_ASSIGNMENT:_
If a line in the material below has the string "disabled", copy it out.

_INPUT MATERIAL:_
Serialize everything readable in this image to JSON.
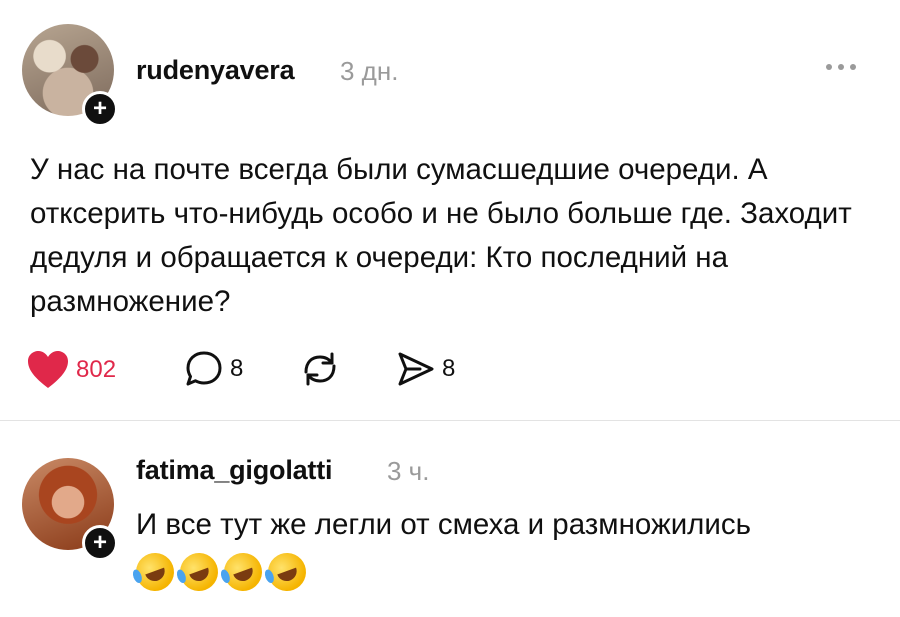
{
  "post": {
    "username": "rudenyavera",
    "time": "3 дн.",
    "text": "У нас на почте всегда были сумасшедшие очереди. А отксерить что-нибудь особо и не было больше где. Заходит дедуля и обращается к очереди: Кто последний на размножение?",
    "likes": "802",
    "comments": "8",
    "shares": "8"
  },
  "reply": {
    "username": "fatima_gigolatti",
    "time": "3 ч.",
    "text": "И все тут же легли от смеха и размножились",
    "emoji_icon": "rolling-on-floor-laughing-emoji",
    "emoji_count": 4
  },
  "colors": {
    "like": "#e0284a",
    "muted": "#9a9a9a",
    "text": "#101010"
  }
}
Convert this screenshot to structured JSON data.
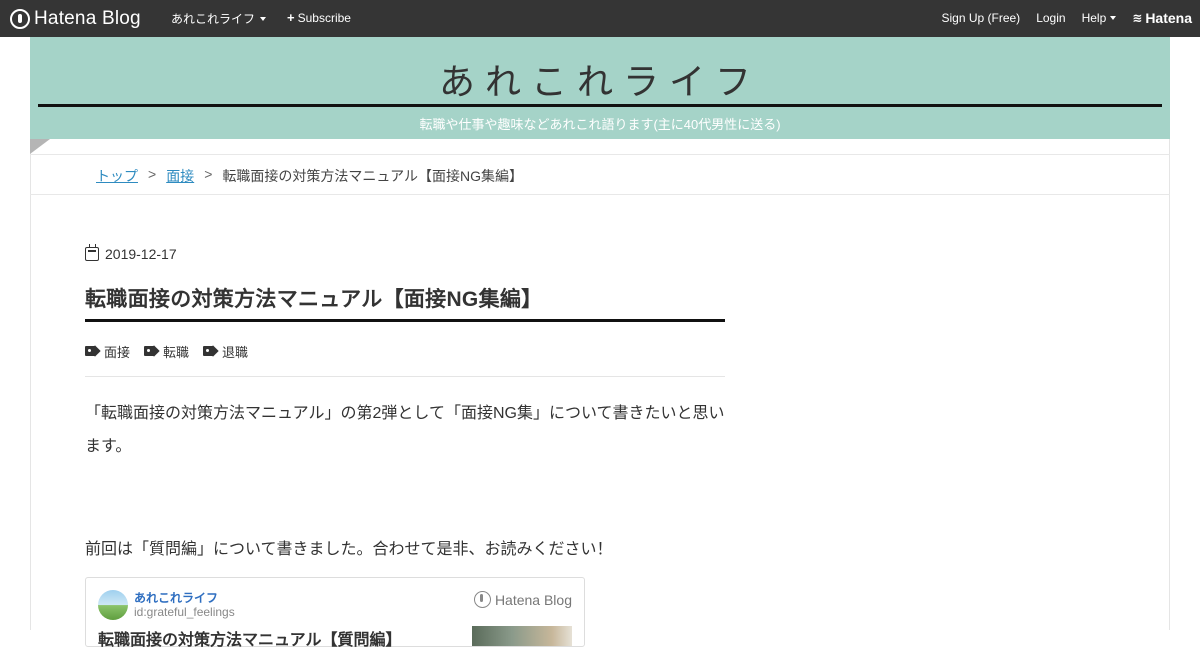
{
  "globalbar": {
    "brand": "Hatena Blog",
    "menu_label": "あれこれライフ",
    "subscribe_label": "Subscribe",
    "signup_label": "Sign Up (Free)",
    "login_label": "Login",
    "help_label": "Help",
    "hatena_label": "Hatena"
  },
  "header": {
    "title": "あれこれライフ",
    "description": "転職や仕事や趣味などあれこれ語ります(主に40代男性に送る)"
  },
  "breadcrumb": {
    "items": [
      "トップ",
      "面接",
      "転職面接の対策方法マニュアル【面接NG集編】"
    ],
    "separator": ">"
  },
  "article": {
    "date": "2019-12-17",
    "title": "転職面接の対策方法マニュアル【面接NG集編】",
    "tags": [
      "面接",
      "転職",
      "退職"
    ],
    "paragraph1": "「転職面接の対策方法マニュアル」の第2弾として「面接NG集」について書きたいと思います。",
    "paragraph2": "前回は「質問編」について書きました。合わせて是非、お読みください！"
  },
  "embed": {
    "blog_name": "あれこれライフ",
    "user_id": "id:grateful_feelings",
    "brand": "Hatena Blog",
    "title": "転職面接の対策方法マニュアル【質問編】"
  },
  "colors": {
    "header_bg": "#a5d3c8",
    "globalbar_bg": "#353535",
    "link": "#2e8bc0"
  }
}
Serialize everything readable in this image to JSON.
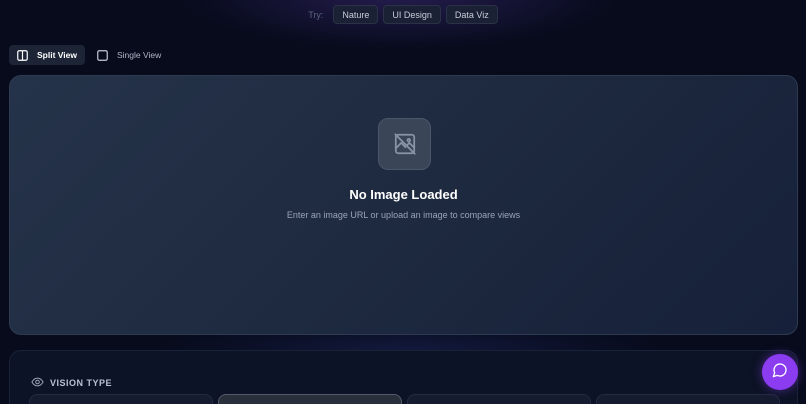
{
  "samples": {
    "label": "Try:",
    "items": [
      "Nature",
      "UI Design",
      "Data Viz"
    ]
  },
  "view_modes": {
    "split": "Split View",
    "single": "Single View",
    "active": "split"
  },
  "viewer": {
    "empty_icon": "image-off-icon",
    "title": "No Image Loaded",
    "subtitle": "Enter an image URL or upload an image to compare views"
  },
  "vision_panel": {
    "icon": "eye-icon",
    "title": "VISION TYPE",
    "selected_index": 1
  },
  "chat": {
    "icon": "chat-bubble-icon",
    "color": "#8b3cf0"
  },
  "colors": {
    "background": "#070b1c",
    "viewer_bg": "#1e2a3f",
    "accent": "#8b3cf0"
  }
}
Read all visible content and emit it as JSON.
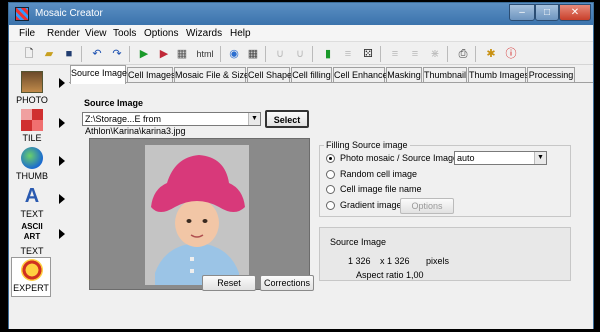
{
  "window": {
    "title": "Mosaic Creator",
    "minimize": "–",
    "maximize": "□",
    "close": "✕"
  },
  "menu": [
    "File",
    "Render",
    "View",
    "Tools",
    "Options",
    "Wizards",
    "Help"
  ],
  "toolbar": {
    "html_label": "html",
    "icons": [
      "new-icon",
      "open-icon",
      "save-icon",
      "undo-icon",
      "redo-icon",
      "play-icon",
      "record-icon",
      "html-icon",
      "globe-icon",
      "grid-icon",
      "magnet-icon",
      "magnet-disabled-icon",
      "cells-green-icon",
      "cells-disabled-icon",
      "dice-icon",
      "bars-disabled-icon",
      "bars2-disabled-icon",
      "split-disabled-icon",
      "print-icon",
      "settings-icon",
      "info-icon"
    ]
  },
  "sidebar": [
    {
      "label": "PHOTO"
    },
    {
      "label": "TILE"
    },
    {
      "label": "THUMB"
    },
    {
      "label": "TEXT"
    },
    {
      "label": "TEXT",
      "art_label": "ASCII\nART"
    },
    {
      "label": "EXPERT"
    }
  ],
  "tabs": [
    "Source Image",
    "Cell Images",
    "Mosaic File & Size",
    "Cell Shape",
    "Cell filling",
    "Cell Enhance",
    "Masking",
    "Thumbnail",
    "Thumb Images",
    "Processing"
  ],
  "source": {
    "heading": "Source Image",
    "path": "Z:\\Storage...E from Athlon\\Karina\\karina3.jpg",
    "select_label": "Select",
    "reset_label": "Reset",
    "corrections_label": "Corrections"
  },
  "filling": {
    "legend": "Filling Source image",
    "options": [
      "Photo mosaic / Source Image",
      "Random cell image",
      "Cell image file name",
      "Gradient image"
    ],
    "selected_index": 0,
    "mode_value": "auto",
    "options_button": "Options"
  },
  "info": {
    "heading": "Source Image",
    "width": "1 326",
    "times": "x 1 326",
    "unit": "pixels",
    "aspect": "Aspect ratio 1,00"
  },
  "colors": {
    "titlebar": "#4a82bb",
    "hat": "#d8397a",
    "coat": "#9bc4e6",
    "accent_green": "#1a9a2a"
  }
}
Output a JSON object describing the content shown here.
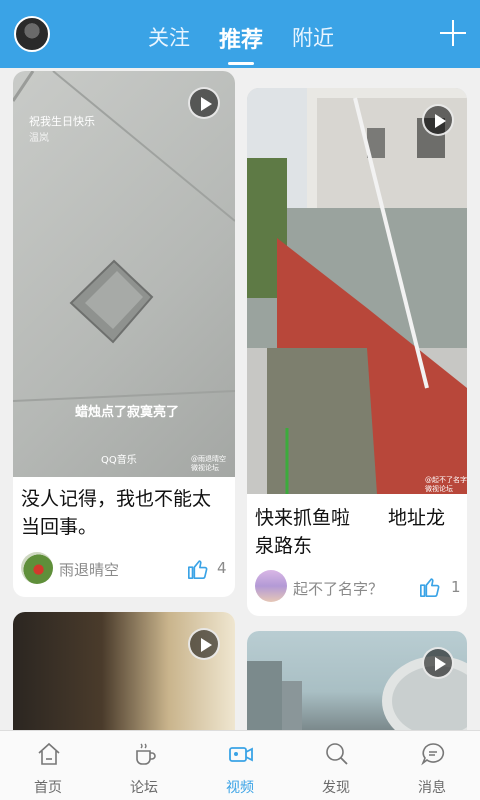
{
  "header": {
    "tabs": [
      {
        "label": "关注"
      },
      {
        "label": "推荐"
      },
      {
        "label": "附近"
      }
    ],
    "active_tab": "推荐",
    "accent_color": "#3aa3e6",
    "add_icon": "plus-icon"
  },
  "feed": {
    "cards": [
      {
        "overlay_top": "祝我生日快乐",
        "overlay_top_sub": "温岚",
        "overlay_caption": "蜡烛点了寂寞亮了",
        "overlay_brand": "QQ音乐",
        "overlay_watermark": "@雨退晴空\n微视论坛",
        "title": "没人记得，我也不能太当回事。",
        "author": "雨退晴空",
        "likes": "4"
      },
      {
        "overlay_watermark": "@起不了名字?\n微视论坛",
        "title": "快来抓鱼啦　　地址龙泉路东",
        "author": "起不了名字？",
        "likes": "1"
      },
      {
        "title": ""
      },
      {
        "title": ""
      }
    ]
  },
  "bottom_nav": {
    "items": [
      {
        "label": "首页",
        "icon": "home-icon"
      },
      {
        "label": "论坛",
        "icon": "cup-icon"
      },
      {
        "label": "视频",
        "icon": "video-icon"
      },
      {
        "label": "发现",
        "icon": "search-icon"
      },
      {
        "label": "消息",
        "icon": "message-icon"
      }
    ],
    "active": "视频"
  }
}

_OUTPUT FOR THIS TASK:_
      "magnet-disabled-icon",
      "cells-disabled-icon",
      "bars-disabled-icon",
      "bars2-disabled-icon",
      "split-disabled-icon",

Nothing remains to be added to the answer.